>>>>>

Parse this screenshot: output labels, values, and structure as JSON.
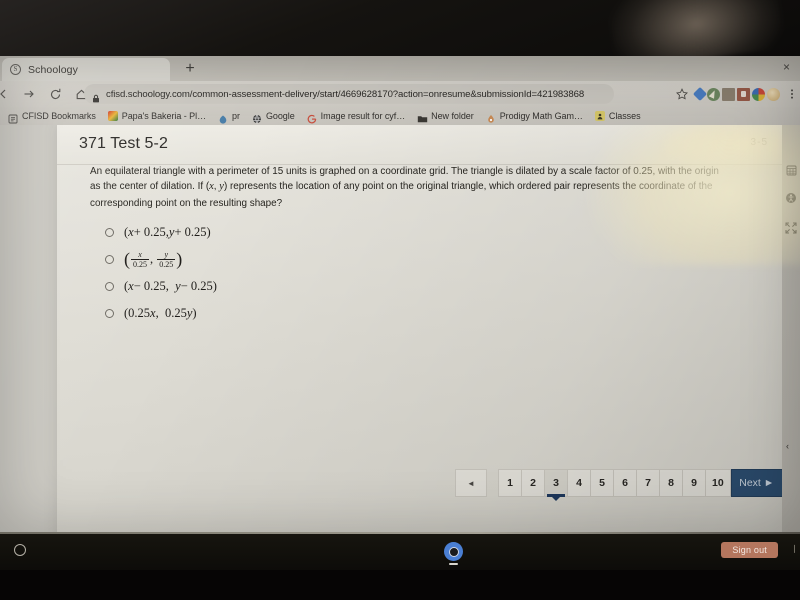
{
  "browser": {
    "tab": {
      "title": "Schoology",
      "favicon_name": "schoology-favicon",
      "close_label": "×",
      "new_tab_label": "+"
    },
    "nav": {
      "back_label": "←",
      "forward_label": "→",
      "reload_label": "⟳",
      "home_label": "⌂"
    },
    "omnibox": {
      "url": "cfisd.schoology.com/common-assessment-delivery/start/4669628170?action=onresume&submissionId=421983868",
      "secure_icon": "lock-icon",
      "star_icon": "bookmark-star-icon"
    },
    "toolbar_icons": [
      "bookmark-star-icon",
      "blue-diamond-extension-icon",
      "compass-extension-icon",
      "save-page-extension-icon",
      "lastpass-lock-extension-icon",
      "color-extension-icon",
      "profile-avatar-icon",
      "menu-icon"
    ],
    "bookmarks": [
      {
        "label": "CFISD Bookmarks",
        "icon": "bookmark-folder-list-icon"
      },
      {
        "label": "Papa's Bakeria - Pl…",
        "icon": "papas-bakeria-icon"
      },
      {
        "label": "pr",
        "icon": "prodigy-icon"
      },
      {
        "label": "Google",
        "icon": "google-globe-icon"
      },
      {
        "label": "Image result for cyf…",
        "icon": "google-g-icon"
      },
      {
        "label": "New folder",
        "icon": "folder-icon"
      },
      {
        "label": "Prodigy Math Gam…",
        "icon": "prodigy-wizard-icon"
      },
      {
        "label": "Classes",
        "icon": "classes-icon"
      }
    ]
  },
  "assessment": {
    "title": "371 Test 5-2",
    "header_code": "3-5",
    "question": {
      "part1": "An equilateral triangle with a perimeter of 15 units is graphed on a coordinate grid.  The triangle is dilated by a scale factor of 0.25, with the origin as the center of dilation.  If (",
      "var_x": "x",
      "comma": ", ",
      "var_y": "y",
      "part2": ") represents the location of any point on the original triangle, which ordered pair represents the coordinate of the corresponding point on the resulting shape?"
    },
    "choices": [
      {
        "id": "a",
        "text": "(x + 0.25, y + 0.25)",
        "selected": false
      },
      {
        "id": "b",
        "text": "(x/0.25, y/0.25)",
        "selected": false
      },
      {
        "id": "c",
        "text": "(x − 0.25, y − 0.25)",
        "selected": false
      },
      {
        "id": "d",
        "text": "(0.25x, 0.25y)",
        "selected": false
      }
    ],
    "pagination": {
      "prev_label": "◄",
      "pages": [
        "1",
        "2",
        "3",
        "4",
        "5",
        "6",
        "7",
        "8",
        "9",
        "10"
      ],
      "active_page": "3",
      "next_label": "Next ►",
      "next_color": "#2d4f72",
      "active_underline_color": "#1f3a5f"
    },
    "rail": {
      "icons": [
        "calculator-icon",
        "accessibility-info-icon",
        "fullscreen-expand-icon"
      ],
      "collapse_label": "‹"
    }
  },
  "shelf": {
    "launcher_icon": "launcher-circle-icon",
    "apps": [
      {
        "name": "chrome-icon"
      }
    ],
    "sign_out_label": "Sign out",
    "sign_out_color": "#b4765e",
    "edge_label": "❘"
  }
}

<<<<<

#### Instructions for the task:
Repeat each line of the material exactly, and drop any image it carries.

#### Solution to this problem:
Parse this screenshot: output labels, values, and structure as JSON.
{
  "browser": {
    "tab": {
      "title": "Schoology",
      "favicon_name": "schoology-favicon",
      "close_label": "×",
      "new_tab_label": "+"
    },
    "nav": {
      "back_label": "←",
      "forward_label": "→",
      "reload_label": "⟳",
      "home_label": "⌂"
    },
    "omnibox": {
      "url": "cfisd.schoology.com/common-assessment-delivery/start/4669628170?action=onresume&submissionId=421983868",
      "secure_icon": "lock-icon",
      "star_icon": "bookmark-star-icon"
    },
    "toolbar_icons": [
      "bookmark-star-icon",
      "blue-diamond-extension-icon",
      "compass-extension-icon",
      "save-page-extension-icon",
      "lastpass-lock-extension-icon",
      "color-extension-icon",
      "profile-avatar-icon",
      "menu-icon"
    ],
    "bookmarks": [
      {
        "label": "CFISD Bookmarks",
        "icon": "bookmark-folder-list-icon"
      },
      {
        "label": "Papa's Bakeria - Pl…",
        "icon": "papas-bakeria-icon"
      },
      {
        "label": "pr",
        "icon": "prodigy-icon"
      },
      {
        "label": "Google",
        "icon": "google-globe-icon"
      },
      {
        "label": "Image result for cyf…",
        "icon": "google-g-icon"
      },
      {
        "label": "New folder",
        "icon": "folder-icon"
      },
      {
        "label": "Prodigy Math Gam…",
        "icon": "prodigy-wizard-icon"
      },
      {
        "label": "Classes",
        "icon": "classes-icon"
      }
    ]
  },
  "assessment": {
    "title": "371 Test 5-2",
    "header_code": "3-5",
    "question": {
      "part1": "An equilateral triangle with a perimeter of 15 units is graphed on a coordinate grid.  The triangle is dilated by a scale factor of 0.25, with the origin as the center of dilation.  If (",
      "var_x": "x",
      "comma": ", ",
      "var_y": "y",
      "part2": ") represents the location of any point on the original triangle, which ordered pair represents the coordinate of the corresponding point on the resulting shape?"
    },
    "choices": [
      {
        "id": "a",
        "text": "(x + 0.25, y + 0.25)",
        "selected": false
      },
      {
        "id": "b",
        "text": "(x/0.25, y/0.25)",
        "selected": false
      },
      {
        "id": "c",
        "text": "(x − 0.25, y − 0.25)",
        "selected": false
      },
      {
        "id": "d",
        "text": "(0.25x, 0.25y)",
        "selected": false
      }
    ],
    "pagination": {
      "prev_label": "◄",
      "pages": [
        "1",
        "2",
        "3",
        "4",
        "5",
        "6",
        "7",
        "8",
        "9",
        "10"
      ],
      "active_page": "3",
      "next_label": "Next ►",
      "next_color": "#2d4f72",
      "active_underline_color": "#1f3a5f"
    },
    "rail": {
      "icons": [
        "calculator-icon",
        "accessibility-info-icon",
        "fullscreen-expand-icon"
      ],
      "collapse_label": "‹"
    }
  },
  "shelf": {
    "launcher_icon": "launcher-circle-icon",
    "apps": [
      {
        "name": "chrome-icon"
      }
    ],
    "sign_out_label": "Sign out",
    "sign_out_color": "#b4765e",
    "edge_label": "❘"
  }
}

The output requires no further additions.